TikTok has announced that it will soon be changing its privacy settings to keep its youngest users safe.
For users between 13 and 15, accounts will soon be set to “private” by default. Going forward, users will also have to approve their followers.
The short-form video platform is also changing the default setting for comments. The accounts of young users will now have the option to set the comments to “friends” or “no one.” Previously, accounts of younger users may have been set to “public.”
TikTok is also launching a few changes geared toward older teens between the ages 16 and 17. The company said it will still allow these users to remix their videos with the app’s Duet and Stitch feature; however, the default setting for the feature will be changed to friends only.
Videos made by users under 15 can no longer be downloaded or remixed by other users.
Getting young users to think about privacy
In a blog post, the company said the new restrictions are intended to enable youth users to “make more deliberate decisions about their online privacy.”

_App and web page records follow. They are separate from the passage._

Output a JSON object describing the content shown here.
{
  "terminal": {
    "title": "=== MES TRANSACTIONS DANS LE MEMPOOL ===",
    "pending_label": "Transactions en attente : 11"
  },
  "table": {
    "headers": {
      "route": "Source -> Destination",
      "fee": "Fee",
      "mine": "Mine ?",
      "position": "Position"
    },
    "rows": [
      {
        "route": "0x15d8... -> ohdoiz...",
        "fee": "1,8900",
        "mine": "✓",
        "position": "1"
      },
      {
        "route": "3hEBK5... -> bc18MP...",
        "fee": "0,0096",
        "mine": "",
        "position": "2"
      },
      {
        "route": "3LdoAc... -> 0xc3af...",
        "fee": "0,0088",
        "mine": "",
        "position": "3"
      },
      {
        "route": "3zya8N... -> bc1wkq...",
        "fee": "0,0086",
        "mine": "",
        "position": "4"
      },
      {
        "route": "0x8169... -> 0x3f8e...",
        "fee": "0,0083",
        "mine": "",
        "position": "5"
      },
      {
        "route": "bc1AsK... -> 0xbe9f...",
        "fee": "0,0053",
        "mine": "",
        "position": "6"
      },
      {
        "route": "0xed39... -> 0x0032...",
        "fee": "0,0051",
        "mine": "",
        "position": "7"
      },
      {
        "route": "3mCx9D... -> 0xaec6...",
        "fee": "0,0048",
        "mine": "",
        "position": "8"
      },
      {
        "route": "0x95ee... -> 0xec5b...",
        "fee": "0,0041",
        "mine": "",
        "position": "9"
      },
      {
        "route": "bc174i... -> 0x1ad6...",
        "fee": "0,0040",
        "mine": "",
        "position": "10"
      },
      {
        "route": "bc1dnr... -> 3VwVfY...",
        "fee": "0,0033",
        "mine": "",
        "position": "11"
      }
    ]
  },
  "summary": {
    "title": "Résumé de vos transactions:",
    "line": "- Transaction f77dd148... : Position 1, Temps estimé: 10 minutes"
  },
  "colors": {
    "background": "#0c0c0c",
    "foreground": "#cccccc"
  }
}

“As young people start their digital journey, we believe it's important to provide them with age-appropriate privacy settings and controls,” wrote TikTok's Head of U.S. Safety Eric Han. “Today we're announcing changes for users under age 18 aimed at driving higher default standards for user privacy and safety.”
“We want our younger users to be able to make informed choices about what and with whom they choose to share, which includes whether they want to open their account to public views.”
TikTok noted that it allows users under 13 to use the app “in a limited experience.” Kids under 13 can browse a “curated library of age-appropriate videos,” the company said. TikTok says it’s continuing to focus on keeping its youngest users safe through a new partnership with Common Sense Networks.
“Through our partnership, Common Sense Networks will provide additional guidance on the appropriateness of content for children under 13 as we work to create an enjoyable and safe viewing experience,” Han said.